The Power of Embracing Positive Discipline; Effective Strategies, for Handling Toddler Tantrums

Parenting toddlers can be an exhilarating journey filled with moments of joy, wonder, and of course, tantrums. Tantrums are a part of a child’s development. They often leave parents feeling frustrated, overwhelmed, and uncertain about how to navigate them. Luckily, positive discipline offers strategies for managing these challenging outbursts while nurturing a parent-child relationship.

Understanding Toddler Tantrums:

Before diving into strategies for handling tantrums, it’s crucial to grasp why they occur. Toddlers are exploring a world brimming with emotions and have limited communication skills. This can lead to frustration when they struggle to express themselves.

Tantrums serve as an outlet for their pent-up frustration and an attempt to convey their needs—even if it may not be the method.

The Role of Positive Discipline:

Positive discipline is an approach to parenting that emphasizes teaching children behavior through reinforcement, empathy, and open communication. Unlike discipline methods that rely on punishment and control tactics, positive discipline aims to boost a child’s self-esteem and self-discipline while fostering a bond between parent and child.

Strategies That Work Well for Handling Toddler Tantrums:

  1. Remain Calm: When faced with a toddler meltdown in public, it’s natural to feel frustrated or embarrassed. However, it’s important to stay composed. Take a breath, remind yourself that tantrums are a part of child development, and focus on responding in a calm manner.
  2. Acknowledge Their Feelings: Toddlers seek validation for their emotions, even if those emotions may seem irrational to adults.

    Show understanding by saying something like, “I can see that you’re feeling upset now.” This simple act of acknowledging their feelings can help them feel understood and might even help defuse the tantrum.
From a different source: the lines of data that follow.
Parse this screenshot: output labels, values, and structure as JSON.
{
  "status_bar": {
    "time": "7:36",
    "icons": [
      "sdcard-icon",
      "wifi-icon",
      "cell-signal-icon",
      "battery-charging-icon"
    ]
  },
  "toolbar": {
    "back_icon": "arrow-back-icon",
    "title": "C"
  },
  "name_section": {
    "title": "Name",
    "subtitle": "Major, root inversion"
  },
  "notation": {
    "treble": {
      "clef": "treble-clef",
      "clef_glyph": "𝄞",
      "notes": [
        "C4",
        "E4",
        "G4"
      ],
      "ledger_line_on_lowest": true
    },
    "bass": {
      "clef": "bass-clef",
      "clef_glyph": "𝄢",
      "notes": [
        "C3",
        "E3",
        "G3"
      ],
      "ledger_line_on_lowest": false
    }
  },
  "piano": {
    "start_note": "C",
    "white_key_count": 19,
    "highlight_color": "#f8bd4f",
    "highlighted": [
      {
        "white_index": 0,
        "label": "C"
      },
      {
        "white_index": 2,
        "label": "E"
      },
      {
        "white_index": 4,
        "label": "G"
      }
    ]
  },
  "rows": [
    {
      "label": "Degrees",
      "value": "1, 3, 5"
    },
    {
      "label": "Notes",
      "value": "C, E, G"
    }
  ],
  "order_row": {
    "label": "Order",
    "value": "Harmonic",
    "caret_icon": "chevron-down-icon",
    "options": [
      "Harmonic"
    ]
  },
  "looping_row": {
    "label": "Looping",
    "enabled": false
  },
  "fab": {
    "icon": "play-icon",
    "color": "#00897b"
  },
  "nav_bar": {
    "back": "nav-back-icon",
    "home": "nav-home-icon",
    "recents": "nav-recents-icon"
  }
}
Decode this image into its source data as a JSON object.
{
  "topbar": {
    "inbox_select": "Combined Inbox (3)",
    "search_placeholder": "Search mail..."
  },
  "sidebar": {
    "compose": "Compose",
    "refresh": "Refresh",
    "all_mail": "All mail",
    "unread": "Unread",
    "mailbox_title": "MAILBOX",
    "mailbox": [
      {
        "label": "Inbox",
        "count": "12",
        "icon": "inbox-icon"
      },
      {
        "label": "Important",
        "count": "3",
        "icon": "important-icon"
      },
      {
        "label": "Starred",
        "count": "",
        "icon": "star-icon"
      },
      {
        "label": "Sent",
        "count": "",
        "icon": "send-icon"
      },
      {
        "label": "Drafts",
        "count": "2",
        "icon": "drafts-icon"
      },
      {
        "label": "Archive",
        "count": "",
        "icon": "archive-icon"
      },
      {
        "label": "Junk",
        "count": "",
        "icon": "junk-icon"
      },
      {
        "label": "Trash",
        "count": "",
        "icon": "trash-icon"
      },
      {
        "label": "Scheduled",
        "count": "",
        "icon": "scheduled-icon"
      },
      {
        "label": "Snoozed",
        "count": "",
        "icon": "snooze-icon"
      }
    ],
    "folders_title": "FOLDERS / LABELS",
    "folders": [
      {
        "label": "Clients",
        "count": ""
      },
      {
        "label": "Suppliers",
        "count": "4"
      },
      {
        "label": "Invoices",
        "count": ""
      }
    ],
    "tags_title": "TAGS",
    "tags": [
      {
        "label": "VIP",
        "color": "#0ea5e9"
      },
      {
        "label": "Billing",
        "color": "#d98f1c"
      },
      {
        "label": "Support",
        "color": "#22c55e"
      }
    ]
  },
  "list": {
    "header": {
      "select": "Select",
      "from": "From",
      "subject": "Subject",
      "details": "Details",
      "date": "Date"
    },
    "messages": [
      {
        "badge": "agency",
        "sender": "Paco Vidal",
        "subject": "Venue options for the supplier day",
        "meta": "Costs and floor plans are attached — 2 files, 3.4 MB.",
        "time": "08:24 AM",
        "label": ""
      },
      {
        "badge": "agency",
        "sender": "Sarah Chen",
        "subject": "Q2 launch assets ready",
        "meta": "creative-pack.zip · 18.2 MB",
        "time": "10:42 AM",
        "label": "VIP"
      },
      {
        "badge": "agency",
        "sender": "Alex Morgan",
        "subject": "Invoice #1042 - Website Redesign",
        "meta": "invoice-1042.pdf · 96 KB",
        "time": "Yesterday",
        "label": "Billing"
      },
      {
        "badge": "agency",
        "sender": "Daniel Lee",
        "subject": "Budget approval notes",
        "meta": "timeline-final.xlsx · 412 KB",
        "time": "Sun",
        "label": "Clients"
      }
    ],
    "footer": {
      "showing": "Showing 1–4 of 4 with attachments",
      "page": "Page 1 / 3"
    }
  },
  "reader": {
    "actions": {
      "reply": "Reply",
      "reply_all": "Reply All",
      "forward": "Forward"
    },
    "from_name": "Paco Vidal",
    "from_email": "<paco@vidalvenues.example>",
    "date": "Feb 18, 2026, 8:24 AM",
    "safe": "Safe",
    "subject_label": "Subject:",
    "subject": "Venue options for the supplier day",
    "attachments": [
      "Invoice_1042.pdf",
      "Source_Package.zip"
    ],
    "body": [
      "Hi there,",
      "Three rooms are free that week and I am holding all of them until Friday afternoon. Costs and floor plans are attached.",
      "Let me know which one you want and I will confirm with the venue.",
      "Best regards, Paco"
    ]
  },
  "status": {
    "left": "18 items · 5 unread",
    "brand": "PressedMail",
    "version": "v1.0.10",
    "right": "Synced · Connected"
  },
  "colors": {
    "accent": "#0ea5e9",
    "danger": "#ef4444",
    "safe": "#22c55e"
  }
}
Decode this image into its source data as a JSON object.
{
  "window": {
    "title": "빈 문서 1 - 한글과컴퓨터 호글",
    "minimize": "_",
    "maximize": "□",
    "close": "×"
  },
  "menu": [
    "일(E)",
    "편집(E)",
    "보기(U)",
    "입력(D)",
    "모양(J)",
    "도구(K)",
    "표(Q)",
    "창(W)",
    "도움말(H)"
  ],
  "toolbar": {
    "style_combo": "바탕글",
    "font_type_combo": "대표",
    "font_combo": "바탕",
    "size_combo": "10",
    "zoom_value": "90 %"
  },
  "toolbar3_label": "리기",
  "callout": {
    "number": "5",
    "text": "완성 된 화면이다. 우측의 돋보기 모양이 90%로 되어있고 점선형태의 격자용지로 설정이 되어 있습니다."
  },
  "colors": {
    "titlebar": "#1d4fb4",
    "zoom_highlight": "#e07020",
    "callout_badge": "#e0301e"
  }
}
  3. Redirect Attention: At times, redirecting your toddler’s attention can prevent a full-blown tantrum. Offer their toy, sing a fun song together, or point out something nearby to shift their focus away from what triggered the tantrum.
  4. Set Clear Boundaries: While validating your child’s emotions is crucial, it’s equally important to establish boundaries for their behavior. Communicate calmly and firmly about what behavior is acceptable and what’s not. Consistency plays a role in helping toddlers understand expectations.
  5. Encourage Decision Making: Empower your toddler by offering choices whenever possible. For instance, instead of instructing “Put on your shoes,” you can try asking, “Would you prefer to wear the red shoes or the blue shoes today?” This way, your child can feel a sense of autonomy, reducing the likelihood of power struggles.
  6. Show Understanding: Put yourself in your child’s position and try to comprehend what might be causing their tantrum. Are they tired, hungry, or overwhelmed? Demonstrating empathy allows you to respond with compassion and address the root cause of the issue.
  7. Offer Positive Encouragement: When your child successfully calms down and regains control, acknowledge their efforts. Positive reinforcement promotes desired behavior and reinforces the idea that your child is capable of managing their emotions effectively.
  8. Lead by Example: Children learn by observing others, so be mindful of how you handle your emotions. Exhibit respect when feeling frustrated or upset, as your child will pick up on these cues and learn to regulate their emotions more effectively.
  9. Seek Assistance: Parenting can be challenging at times, so don’t hesitate to seek help when needed. Reach out to friends, family members, or parenting support groups for guidance, encouragement, and solidarity.

Tantrums are something every child goes through, but they don’t have to be a challenge for parents. By using discipline techniques, you can handle tantrums with patience, understanding, and effectiveness. It’s important to stay calm, acknowledge your child’s feelings, and use reinforcement to encourage desired behavior. By being consistent and showing compassion, you can teach your toddler how to handle their emotions and lay the groundwork for future relationships.